In the end, Wheatland was able to source steel couplings designed for three individual markets while working with a single vendor. Moreover, the company was able to meet the quality standards that each market required.

“There’s no question what they’re doing for us is good,” Kneubehl added. “They do everything needed for couplings. Moreover, their specifications, identification, and inspection are way beyond what even we require.”

PTR Group’s foresight to pursue a concentric acquisition strategy has enabled them to grow their relationship with Wheatland Tube beyond couplings.

Through its selective concentric acquisition strategy, the company now has several leading companies, in addition to American Cap, under its umbrella. They are providing expertise in components and subassemblies from different materials and finishes.

PTR Group founded ACCI Industries to provide long-term, continuous contract manufacturing of metal components and subassemblies for OEM, industrial, government, and military applications. Co-located in the same building as American Cap for greater efficiency, ACCI Industries focuses on the production of components requiring complex processing and precision assembly. Its capabilities include CNC machining, stamping, deep draw, laser cutting, powder coating, and welded assemblies.

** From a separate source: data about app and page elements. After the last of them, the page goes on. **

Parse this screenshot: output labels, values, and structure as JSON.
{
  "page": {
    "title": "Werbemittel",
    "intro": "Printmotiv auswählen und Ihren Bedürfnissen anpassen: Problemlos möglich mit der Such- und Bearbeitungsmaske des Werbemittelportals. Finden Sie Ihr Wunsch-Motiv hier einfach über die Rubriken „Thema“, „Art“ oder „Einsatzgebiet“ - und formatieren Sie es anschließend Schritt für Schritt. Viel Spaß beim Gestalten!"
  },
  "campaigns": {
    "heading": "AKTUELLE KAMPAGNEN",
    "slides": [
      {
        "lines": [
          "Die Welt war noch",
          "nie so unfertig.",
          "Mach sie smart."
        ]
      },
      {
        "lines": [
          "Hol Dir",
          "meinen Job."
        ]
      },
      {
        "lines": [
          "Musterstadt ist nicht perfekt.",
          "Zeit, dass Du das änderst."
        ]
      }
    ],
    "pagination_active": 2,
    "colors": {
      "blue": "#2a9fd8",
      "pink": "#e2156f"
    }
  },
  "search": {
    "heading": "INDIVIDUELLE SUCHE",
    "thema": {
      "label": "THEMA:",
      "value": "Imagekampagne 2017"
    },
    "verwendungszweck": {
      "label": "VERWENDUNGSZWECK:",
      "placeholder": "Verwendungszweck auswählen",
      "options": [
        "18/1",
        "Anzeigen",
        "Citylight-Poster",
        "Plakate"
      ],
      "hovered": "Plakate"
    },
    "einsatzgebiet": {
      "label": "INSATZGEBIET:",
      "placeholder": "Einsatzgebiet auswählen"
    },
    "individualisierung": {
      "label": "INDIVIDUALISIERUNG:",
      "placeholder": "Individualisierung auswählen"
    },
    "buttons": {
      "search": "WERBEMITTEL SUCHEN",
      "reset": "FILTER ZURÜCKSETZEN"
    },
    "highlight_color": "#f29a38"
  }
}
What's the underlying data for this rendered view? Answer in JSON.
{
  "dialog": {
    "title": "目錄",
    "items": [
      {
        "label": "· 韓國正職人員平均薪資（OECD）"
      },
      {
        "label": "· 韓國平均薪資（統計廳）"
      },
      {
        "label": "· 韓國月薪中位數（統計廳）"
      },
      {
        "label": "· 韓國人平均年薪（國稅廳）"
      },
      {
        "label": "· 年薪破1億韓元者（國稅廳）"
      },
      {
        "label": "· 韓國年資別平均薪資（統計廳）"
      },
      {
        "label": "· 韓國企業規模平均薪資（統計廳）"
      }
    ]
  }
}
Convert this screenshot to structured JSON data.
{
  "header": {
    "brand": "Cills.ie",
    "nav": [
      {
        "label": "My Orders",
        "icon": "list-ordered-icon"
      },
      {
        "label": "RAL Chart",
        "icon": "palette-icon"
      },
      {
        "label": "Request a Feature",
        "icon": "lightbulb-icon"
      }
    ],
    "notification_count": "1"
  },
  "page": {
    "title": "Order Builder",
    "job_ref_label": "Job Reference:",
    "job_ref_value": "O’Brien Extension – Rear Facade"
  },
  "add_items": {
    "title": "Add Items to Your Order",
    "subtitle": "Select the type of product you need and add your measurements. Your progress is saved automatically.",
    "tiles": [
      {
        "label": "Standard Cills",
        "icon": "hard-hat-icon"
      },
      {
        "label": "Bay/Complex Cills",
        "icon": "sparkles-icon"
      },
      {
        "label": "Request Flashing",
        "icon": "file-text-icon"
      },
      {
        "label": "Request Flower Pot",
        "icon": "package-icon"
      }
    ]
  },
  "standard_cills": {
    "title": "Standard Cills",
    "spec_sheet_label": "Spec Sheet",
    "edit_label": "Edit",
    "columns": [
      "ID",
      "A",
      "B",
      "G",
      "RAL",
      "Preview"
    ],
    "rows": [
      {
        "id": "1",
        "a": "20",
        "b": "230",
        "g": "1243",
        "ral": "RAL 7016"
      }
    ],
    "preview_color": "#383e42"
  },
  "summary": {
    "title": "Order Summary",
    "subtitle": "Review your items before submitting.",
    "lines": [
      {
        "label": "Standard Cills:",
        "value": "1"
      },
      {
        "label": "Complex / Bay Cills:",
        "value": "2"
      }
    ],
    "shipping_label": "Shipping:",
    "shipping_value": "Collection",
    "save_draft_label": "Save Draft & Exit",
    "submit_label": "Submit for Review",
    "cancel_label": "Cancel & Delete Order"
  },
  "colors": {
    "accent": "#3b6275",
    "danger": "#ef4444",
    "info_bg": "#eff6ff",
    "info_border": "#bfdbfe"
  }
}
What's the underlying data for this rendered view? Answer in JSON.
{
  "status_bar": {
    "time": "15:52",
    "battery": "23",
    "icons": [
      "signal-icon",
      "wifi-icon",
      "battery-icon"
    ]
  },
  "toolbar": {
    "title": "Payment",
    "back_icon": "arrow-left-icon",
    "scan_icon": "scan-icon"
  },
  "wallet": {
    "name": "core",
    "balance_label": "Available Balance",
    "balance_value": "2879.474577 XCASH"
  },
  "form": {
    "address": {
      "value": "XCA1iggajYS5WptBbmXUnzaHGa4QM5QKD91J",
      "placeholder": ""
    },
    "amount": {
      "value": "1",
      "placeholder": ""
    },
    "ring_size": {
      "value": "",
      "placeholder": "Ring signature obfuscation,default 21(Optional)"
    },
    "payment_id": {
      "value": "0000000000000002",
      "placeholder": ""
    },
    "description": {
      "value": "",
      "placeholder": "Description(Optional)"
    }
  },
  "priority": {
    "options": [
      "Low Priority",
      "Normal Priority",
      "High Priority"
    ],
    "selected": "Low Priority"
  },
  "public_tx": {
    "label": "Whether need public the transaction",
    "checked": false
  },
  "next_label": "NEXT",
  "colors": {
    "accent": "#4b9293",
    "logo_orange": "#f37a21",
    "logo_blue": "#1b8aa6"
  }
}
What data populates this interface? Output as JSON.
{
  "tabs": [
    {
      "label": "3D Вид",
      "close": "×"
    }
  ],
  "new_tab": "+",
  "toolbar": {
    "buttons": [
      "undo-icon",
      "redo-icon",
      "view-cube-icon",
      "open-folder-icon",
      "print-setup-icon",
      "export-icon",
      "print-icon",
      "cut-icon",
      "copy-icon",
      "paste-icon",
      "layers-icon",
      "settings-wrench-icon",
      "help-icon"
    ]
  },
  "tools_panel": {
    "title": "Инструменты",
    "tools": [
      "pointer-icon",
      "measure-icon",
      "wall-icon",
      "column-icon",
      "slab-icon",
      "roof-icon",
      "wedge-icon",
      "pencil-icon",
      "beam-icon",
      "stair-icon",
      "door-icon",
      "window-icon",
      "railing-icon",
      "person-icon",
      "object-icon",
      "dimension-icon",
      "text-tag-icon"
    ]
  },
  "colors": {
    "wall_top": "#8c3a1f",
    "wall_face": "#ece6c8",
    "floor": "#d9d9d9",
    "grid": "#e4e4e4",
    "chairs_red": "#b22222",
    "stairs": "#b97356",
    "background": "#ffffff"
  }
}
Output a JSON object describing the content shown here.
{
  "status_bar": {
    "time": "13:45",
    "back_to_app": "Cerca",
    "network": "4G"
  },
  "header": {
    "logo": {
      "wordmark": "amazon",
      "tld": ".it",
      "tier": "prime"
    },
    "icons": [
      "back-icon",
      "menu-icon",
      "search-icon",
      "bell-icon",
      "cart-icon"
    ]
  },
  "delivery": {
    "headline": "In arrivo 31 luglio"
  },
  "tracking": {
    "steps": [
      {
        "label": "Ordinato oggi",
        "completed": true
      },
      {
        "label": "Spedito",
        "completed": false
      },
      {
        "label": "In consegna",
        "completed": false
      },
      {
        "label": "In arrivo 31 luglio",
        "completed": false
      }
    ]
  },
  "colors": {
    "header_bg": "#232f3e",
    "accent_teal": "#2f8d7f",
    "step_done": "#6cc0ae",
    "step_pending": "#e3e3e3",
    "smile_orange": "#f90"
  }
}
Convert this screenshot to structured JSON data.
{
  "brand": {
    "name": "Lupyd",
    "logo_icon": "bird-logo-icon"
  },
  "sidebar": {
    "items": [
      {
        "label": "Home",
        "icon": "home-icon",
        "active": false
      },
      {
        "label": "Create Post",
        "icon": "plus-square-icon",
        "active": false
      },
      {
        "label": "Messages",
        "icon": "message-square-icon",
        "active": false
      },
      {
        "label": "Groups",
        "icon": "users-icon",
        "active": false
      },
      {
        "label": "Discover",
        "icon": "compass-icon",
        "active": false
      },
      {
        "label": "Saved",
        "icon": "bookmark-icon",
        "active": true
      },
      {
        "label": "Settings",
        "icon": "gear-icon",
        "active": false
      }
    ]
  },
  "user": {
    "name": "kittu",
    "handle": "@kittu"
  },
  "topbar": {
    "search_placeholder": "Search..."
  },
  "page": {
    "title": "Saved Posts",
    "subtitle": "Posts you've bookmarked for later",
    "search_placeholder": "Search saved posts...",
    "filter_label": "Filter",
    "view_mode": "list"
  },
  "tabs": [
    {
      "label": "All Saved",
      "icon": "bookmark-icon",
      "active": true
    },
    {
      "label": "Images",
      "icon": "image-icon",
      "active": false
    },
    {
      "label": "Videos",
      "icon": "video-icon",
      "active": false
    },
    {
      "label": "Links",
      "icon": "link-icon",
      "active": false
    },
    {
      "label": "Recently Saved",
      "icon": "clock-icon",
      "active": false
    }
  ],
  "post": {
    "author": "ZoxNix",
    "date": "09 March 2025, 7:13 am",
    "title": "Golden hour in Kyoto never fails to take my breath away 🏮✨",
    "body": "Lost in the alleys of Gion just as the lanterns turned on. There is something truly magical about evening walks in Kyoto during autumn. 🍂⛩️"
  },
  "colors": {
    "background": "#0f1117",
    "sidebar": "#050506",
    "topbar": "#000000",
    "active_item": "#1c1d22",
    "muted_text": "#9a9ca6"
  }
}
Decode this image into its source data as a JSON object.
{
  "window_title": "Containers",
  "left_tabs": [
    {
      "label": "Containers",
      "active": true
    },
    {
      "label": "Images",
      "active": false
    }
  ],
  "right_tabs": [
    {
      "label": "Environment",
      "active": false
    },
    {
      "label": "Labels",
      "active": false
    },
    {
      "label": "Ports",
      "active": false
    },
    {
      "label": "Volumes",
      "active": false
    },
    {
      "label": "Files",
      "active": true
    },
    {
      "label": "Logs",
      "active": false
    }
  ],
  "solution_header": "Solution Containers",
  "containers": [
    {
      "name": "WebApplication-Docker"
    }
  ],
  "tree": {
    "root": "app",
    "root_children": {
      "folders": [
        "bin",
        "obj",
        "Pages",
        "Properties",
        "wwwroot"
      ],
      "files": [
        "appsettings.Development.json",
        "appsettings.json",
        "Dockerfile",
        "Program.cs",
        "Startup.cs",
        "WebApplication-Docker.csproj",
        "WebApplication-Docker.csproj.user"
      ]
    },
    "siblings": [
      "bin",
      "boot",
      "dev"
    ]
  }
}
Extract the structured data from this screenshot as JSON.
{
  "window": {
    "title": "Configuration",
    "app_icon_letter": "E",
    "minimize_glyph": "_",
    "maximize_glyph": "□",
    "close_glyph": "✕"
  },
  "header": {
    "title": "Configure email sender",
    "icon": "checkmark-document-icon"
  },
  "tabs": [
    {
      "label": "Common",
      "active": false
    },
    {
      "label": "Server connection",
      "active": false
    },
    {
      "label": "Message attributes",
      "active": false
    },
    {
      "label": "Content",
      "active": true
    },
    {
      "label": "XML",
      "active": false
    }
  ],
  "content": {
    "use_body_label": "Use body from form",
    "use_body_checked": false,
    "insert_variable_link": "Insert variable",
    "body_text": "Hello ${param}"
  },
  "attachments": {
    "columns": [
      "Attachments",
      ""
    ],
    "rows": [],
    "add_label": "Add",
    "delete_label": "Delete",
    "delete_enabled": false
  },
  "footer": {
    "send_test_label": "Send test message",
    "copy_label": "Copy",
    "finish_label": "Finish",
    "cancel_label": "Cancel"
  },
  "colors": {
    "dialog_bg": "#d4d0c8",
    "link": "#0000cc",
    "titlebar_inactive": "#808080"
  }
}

“PTR Group has in-house engineering and the capabilities of making [any metal part] we want. They’ve now made chip breakers for us, and we’re currently working with them on chasers to cut the threads on a pipe,” said Kneubehl.

PTR Tool and Plastics, based in Meadville, Pennsylvania, provides precision-engineered and difficult-to-mold parts for the automotive, electronics, aerospace, telecommunications, consumer, and disposable medical supply industries. The company designs and builds all of its  own tooling in-house.

When Kneubehl discovered that PTR Tool and Plastics could provide the tooling he needed, Wheatland Tube began using them for a variety of sizes of plastic thread protectors for the ends of tubing and piping.

“They design it, make the tool, and also make the product—from the in-house design to the plastic injection mold, which they do right on site. So they do it all,” said Kneubehl.

Complementing PTR Group’s other concentric acquisitions is Farrell, Pennsylvania-based Premier Hydraulics, a tier-one preferred supplier of custom hydraulic components and assemblies to large OEMs in off-road, mining, agriculture, construction, forestry, and heavy-duty trucking markets. Although Wheatland Tube did not require their services, Premier Hydraulics specializes in custom-engineered products and can also create sub-assemblies or assemblies with combined components. The company can produce standard hydraulic fittings, valves, manifolds, hose connectors, and flanges in very large quantities.

Before the emergence of advanced one-stop parts shops, Wheatland Tube had to find a vendor to engineer each different part before it could go to a machine shop or an injection molder.

“They provide the engineering and the manufacturing under one roof,” said Kneubehl. “They will also come to your place, determine the issues are you’re having, and give you suggestions on how to resolve them.

“We no longer have to pay for the engineering and then run around town looking for someone to make it,” added Kneubehl. “An OEM can avoid issues where someone else doesn’t want to make a part because it’s not designed correctly, or what you’re asking for is not efficient or physically possible. It makes the process so much more efficient. We don’t have to go back and forth a lot to get the end product.”

When the single-source parts model extends from design to manufacturing across a range of materials, a parts provider can play a pivotal role in an OEM’s parts supply chain. It can streamline purchasing, foster greater collaboration in parts design, engineering, manufacturing, and assembly, and respond to evolving parts needs through product design and manufacturing. It can also realize cost savings through manufacturing synergies.

Stephen Armstrong is a freelance writer based in Tustin, California.